* Exercise inputs:
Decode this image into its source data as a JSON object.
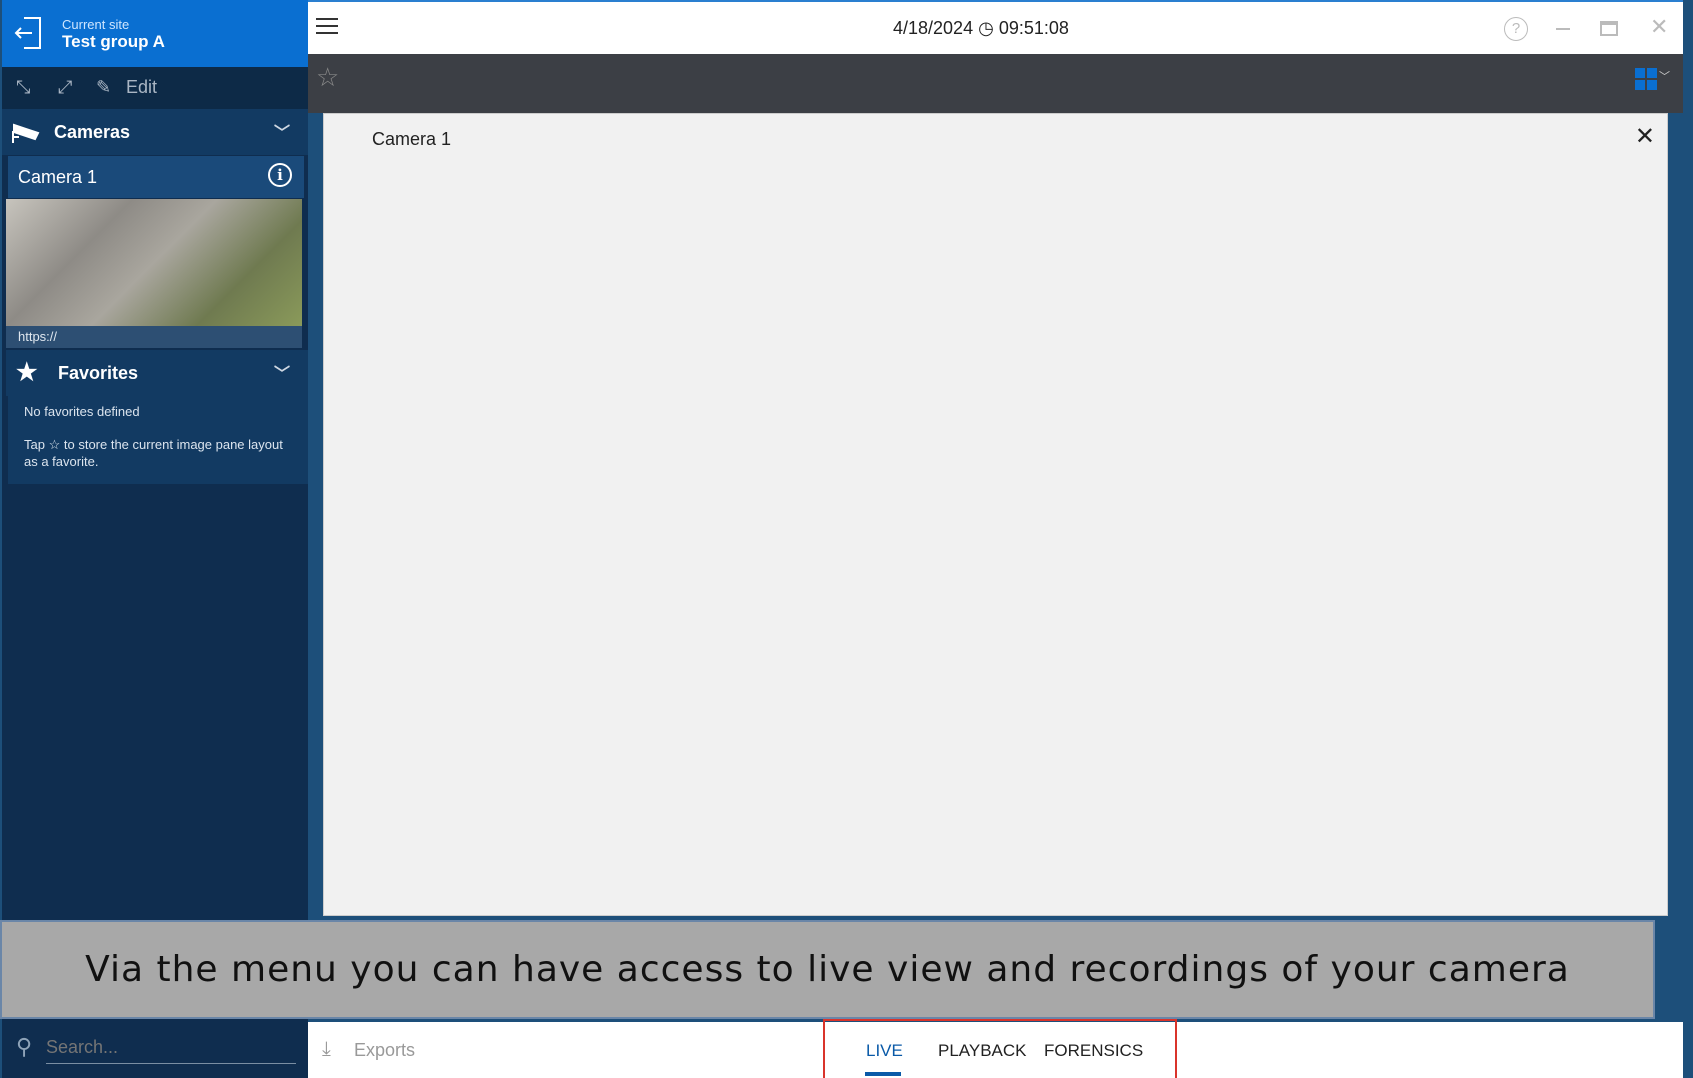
{
  "site": {
    "label": "Current site",
    "name": "Test group A"
  },
  "tools": {
    "edit": "Edit"
  },
  "cameras": {
    "title": "Cameras",
    "items": [
      {
        "name": "Camera 1",
        "url": "https://"
      }
    ]
  },
  "favorites": {
    "title": "Favorites",
    "empty": "No favorites defined",
    "hint_pre": "Tap",
    "hint_post": "to store the current image pane layout as a favorite."
  },
  "header": {
    "date": "4/18/2024",
    "time": "09:51:08"
  },
  "pane": {
    "title": "Camera 1"
  },
  "caption": "Via the menu you can have access to live view and recordings of your camera",
  "bottom": {
    "search_placeholder": "Search...",
    "exports": "Exports",
    "modes": [
      "LIVE",
      "PLAYBACK",
      "FORENSICS"
    ],
    "active_mode": "LIVE"
  },
  "colors": {
    "accent": "#0a6fd1",
    "sidebar": "#0f2d4f",
    "highlight": "#d9342b"
  }
}
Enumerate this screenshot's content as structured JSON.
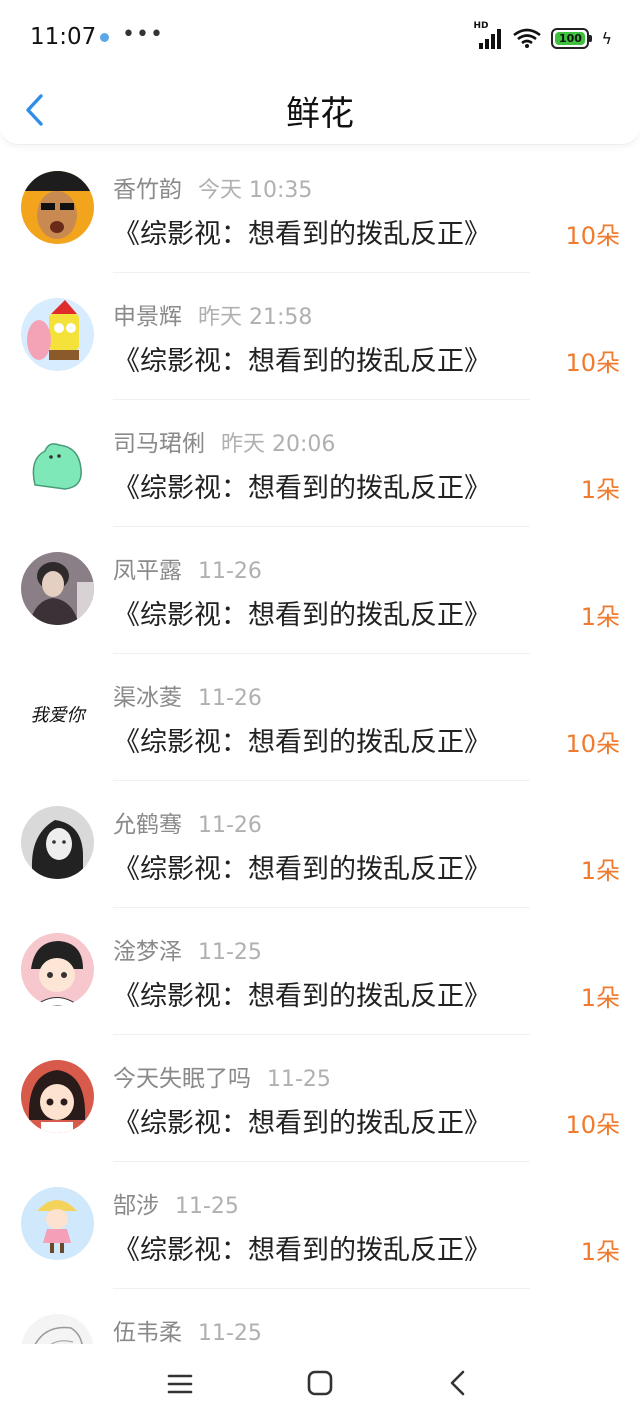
{
  "status": {
    "time": "11:07",
    "more": "•••",
    "network": "HD",
    "battery": "100"
  },
  "header": {
    "title": "鲜花"
  },
  "items": [
    {
      "name": "香竹韵",
      "time": "今天 10:35",
      "work": "《综影视：想看到的拨乱反正》",
      "count": "10朵"
    },
    {
      "name": "申景辉",
      "time": "昨天 21:58",
      "work": "《综影视：想看到的拨乱反正》",
      "count": "10朵"
    },
    {
      "name": "司马珺俐",
      "time": "昨天 20:06",
      "work": "《综影视：想看到的拨乱反正》",
      "count": "1朵"
    },
    {
      "name": "凤平露",
      "time": "11-26",
      "work": "《综影视：想看到的拨乱反正》",
      "count": "1朵"
    },
    {
      "name": "渠冰菱",
      "time": "11-26",
      "work": "《综影视：想看到的拨乱反正》",
      "count": "10朵",
      "avatar_text": "我爱你"
    },
    {
      "name": "允鹤骞",
      "time": "11-26",
      "work": "《综影视：想看到的拨乱反正》",
      "count": "1朵"
    },
    {
      "name": "淦梦泽",
      "time": "11-25",
      "work": "《综影视：想看到的拨乱反正》",
      "count": "1朵"
    },
    {
      "name": "今天失眠了吗",
      "time": "11-25",
      "work": "《综影视：想看到的拨乱反正》",
      "count": "10朵"
    },
    {
      "name": "郜涉",
      "time": "11-25",
      "work": "《综影视：想看到的拨乱反正》",
      "count": "1朵"
    },
    {
      "name": "伍韦柔",
      "time": "11-25"
    }
  ],
  "colors": {
    "accent": "#f07a2e",
    "back": "#2f8ee8",
    "name": "#8a8a8a",
    "time": "#b0b0b0"
  },
  "icons": [
    "back-arrow-icon",
    "signal-icon",
    "wifi-icon",
    "battery-icon",
    "menu-icon",
    "home-icon",
    "nav-back-icon"
  ]
}
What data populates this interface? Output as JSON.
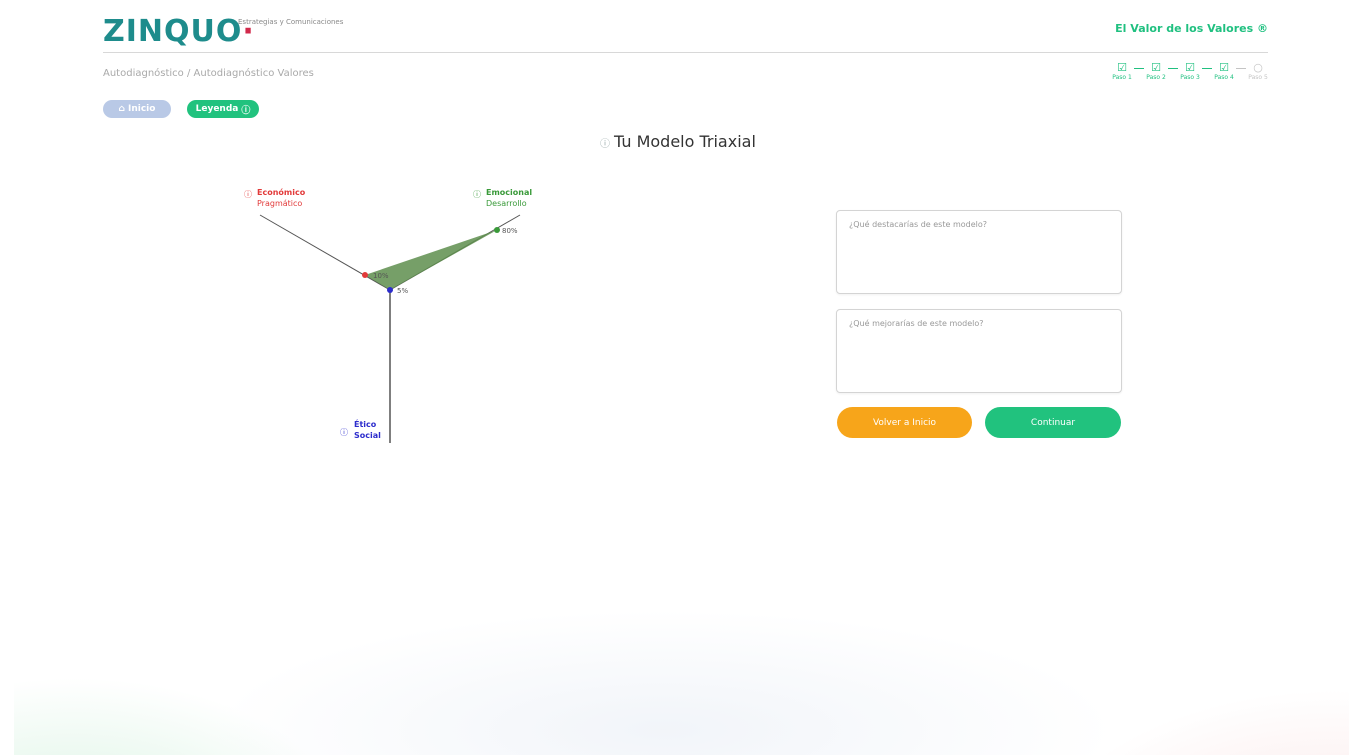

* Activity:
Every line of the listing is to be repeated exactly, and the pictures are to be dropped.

* Solution below:
Decode this image into its source data as a JSON object.
{
  "site": {
    "label": "Current site",
    "name": "Test group A"
  },
  "tools": {
    "edit": "Edit"
  },
  "cameras": {
    "title": "Cameras",
    "items": [
      {
        "name": "Camera 1",
        "url": "https://"
      }
    ]
  },
  "favorites": {
    "title": "Favorites",
    "empty": "No favorites defined",
    "hint_pre": "Tap",
    "hint_post": "to store the current image pane layout as a favorite."
  },
  "header": {
    "date": "4/18/2024",
    "time": "09:51:08"
  },
  "pane": {
    "title": "Camera 1"
  },
  "caption": "Via the menu you can have access to live view and recordings of your camera",
  "bottom": {
    "search_placeholder": "Search...",
    "exports": "Exports",
    "modes": [
      "LIVE",
      "PLAYBACK",
      "FORENSICS"
    ],
    "active_mode": "LIVE"
  },
  "colors": {
    "accent": "#0a6fd1",
    "sidebar": "#0f2d4f",
    "highlight": "#d9342b"
  }
}
Enumerate this screenshot's content as structured JSON.
{
  "status": {
    "time": "11:07",
    "more": "•••",
    "network": "HD",
    "battery": "100"
  },
  "header": {
    "title": "鲜花"
  },
  "items": [
    {
      "name": "香竹韵",
      "time": "今天 10:35",
      "work": "《综影视：想看到的拨乱反正》",
      "count": "10朵"
    },
    {
      "name": "申景辉",
      "time": "昨天 21:58",
      "work": "《综影视：想看到的拨乱反正》",
      "count": "10朵"
    },
    {
      "name": "司马珺俐",
      "time": "昨天 20:06",
      "work": "《综影视：想看到的拨乱反正》",
      "count": "1朵"
    },
    {
      "name": "凤平露",
      "time": "11-26",
      "work": "《综影视：想看到的拨乱反正》",
      "count": "1朵"
    },
    {
      "name": "渠冰菱",
      "time": "11-26",
      "work": "《综影视：想看到的拨乱反正》",
      "count": "10朵",
      "avatar_text": "我爱你"
    },
    {
      "name": "允鹤骞",
      "time": "11-26",
      "work": "《综影视：想看到的拨乱反正》",
      "count": "1朵"
    },
    {
      "name": "淦梦泽",
      "time": "11-25",
      "work": "《综影视：想看到的拨乱反正》",
      "count": "1朵"
    },
    {
      "name": "今天失眠了吗",
      "time": "11-25",
      "work": "《综影视：想看到的拨乱反正》",
      "count": "10朵"
    },
    {
      "name": "郜涉",
      "time": "11-25",
      "work": "《综影视：想看到的拨乱反正》",
      "count": "1朵"
    },
    {
      "name": "伍韦柔",
      "time": "11-25"
    }
  ],
  "colors": {
    "accent": "#f07a2e",
    "back": "#2f8ee8",
    "name": "#8a8a8a",
    "time": "#b0b0b0"
  },
  "icons": [
    "back-arrow-icon",
    "signal-icon",
    "wifi-icon",
    "battery-icon",
    "menu-icon",
    "home-icon",
    "nav-back-icon"
  ]
}
What data populates this interface? Output as JSON.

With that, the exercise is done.